Rocket and payload had cost around pounds 500m. Neither was insured.

Journalists at the control centre heard two explosions and saw a giant wreath of orange flames and blazing wreckage 2.5 miles away. Officials then hustled them indoors and evacuated the area.

About 100 invited guests watching the launch at Toucan, just two miles away, were evacuated wearing gas masks. They arrived at the Agency's press centre looking shaken.

Cheers at the control centre as the giant rocket lifted off turned to stunned dejection. Some ground controllers wept. The local government prefect, Pierre Dartout, said there was no danger to the public, although nauseous gases could be smelled in some places.

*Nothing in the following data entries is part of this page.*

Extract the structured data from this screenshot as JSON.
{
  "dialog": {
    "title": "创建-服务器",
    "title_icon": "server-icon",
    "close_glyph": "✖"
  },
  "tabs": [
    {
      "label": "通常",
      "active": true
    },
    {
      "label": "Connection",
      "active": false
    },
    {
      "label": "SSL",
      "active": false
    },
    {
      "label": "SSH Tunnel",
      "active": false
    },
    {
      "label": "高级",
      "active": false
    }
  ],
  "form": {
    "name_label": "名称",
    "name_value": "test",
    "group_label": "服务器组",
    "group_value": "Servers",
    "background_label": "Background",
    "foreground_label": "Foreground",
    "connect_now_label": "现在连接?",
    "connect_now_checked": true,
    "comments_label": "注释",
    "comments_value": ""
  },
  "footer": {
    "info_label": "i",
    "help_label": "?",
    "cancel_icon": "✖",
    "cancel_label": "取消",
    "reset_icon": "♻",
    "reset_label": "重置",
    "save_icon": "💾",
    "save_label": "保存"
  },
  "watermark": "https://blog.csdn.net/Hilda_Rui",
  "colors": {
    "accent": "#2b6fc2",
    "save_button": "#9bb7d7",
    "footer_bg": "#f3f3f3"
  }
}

In Britain, scientists watched the aborted launch on a satellite link. Nick Flowers, a research student at the Mullard Space Science Laboratory of University College London, said: "When the explosion occurred, there was a tangible feeling of shock. We just sat there in silence. It is a loss for a generation of space scientists." Mr Flowers had hoped to complete his doctor of philosophy research degree using data gathered by the Cluster satellites.

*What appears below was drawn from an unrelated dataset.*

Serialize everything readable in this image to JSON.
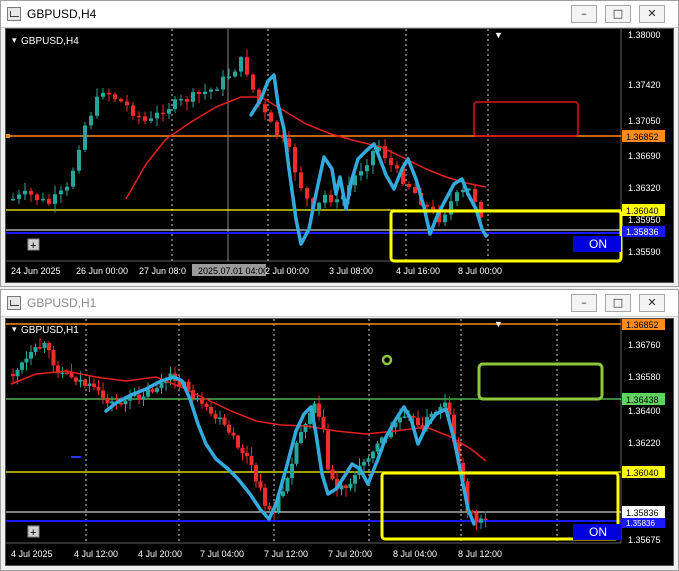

Ian Taylor, the Government's minister for space, said: "We need to find out what went wrong. It is a great disappointment to all the scientists involved in the project." On 4 March, Mr Taylor had committed the British government to contributing pounds 2.8m to the further development costs of the Ariane-5.

Over the past decade, the other member countries of the European Space Agency have contributed about $7bn (pounds 4.6bn) to the Ariane-5 rocket. Britain did not participate until this year.

The Agency's commercial arm, the French-led company Arianespace, is responsible for the development of the rocket launchers. Backed by 53 European shareholders, mostly governments and state-run companies, Arianespace now dominates roughly 60 per cent of the pounds 1bn-a-year launch market.

Arianespace, which built its success on the more conventional Ariane 4, had staked its future on the squat new Ariane 5. Its unusual twin boosters were supposed to cut launch costs by 20 per cent by handling two bulky satellites at a time.

Arianespace's president, Claude Bigot, said the 87th satellite launch of the Ariane 4 would take place in eight days as planned. France's minister responsible for space, Francois Fillon, said last night that he was launching an inquiry which would report before 15 July and that the second launch of an Ariane-5 rocket, scheduled for September, would be postponed for several months.

Although the trail of debris superficially resembled the images from the explosion of the American space shuttle Challenger in 1986, yesterday's accident will be much less of a set back to Europe. A further 14 rockets are in the Arianespace production line. Providing the fault is not generic, the programme will not suffer too much.

"The major loss is to science and the Cluster mission," Mr Flowers said. The four identical satellites were designed to orbit the Earth and monitor the interaction between the stream of electrically charged particles flowing out from the Sun and the Earth's protective magnetic field, known as the magnetosphere.The rocket and its payload were not insured because "no commercial insurer would touch it", Mr Flowers said. "Science got it cheap, but it was risky. There was a sting in the tail."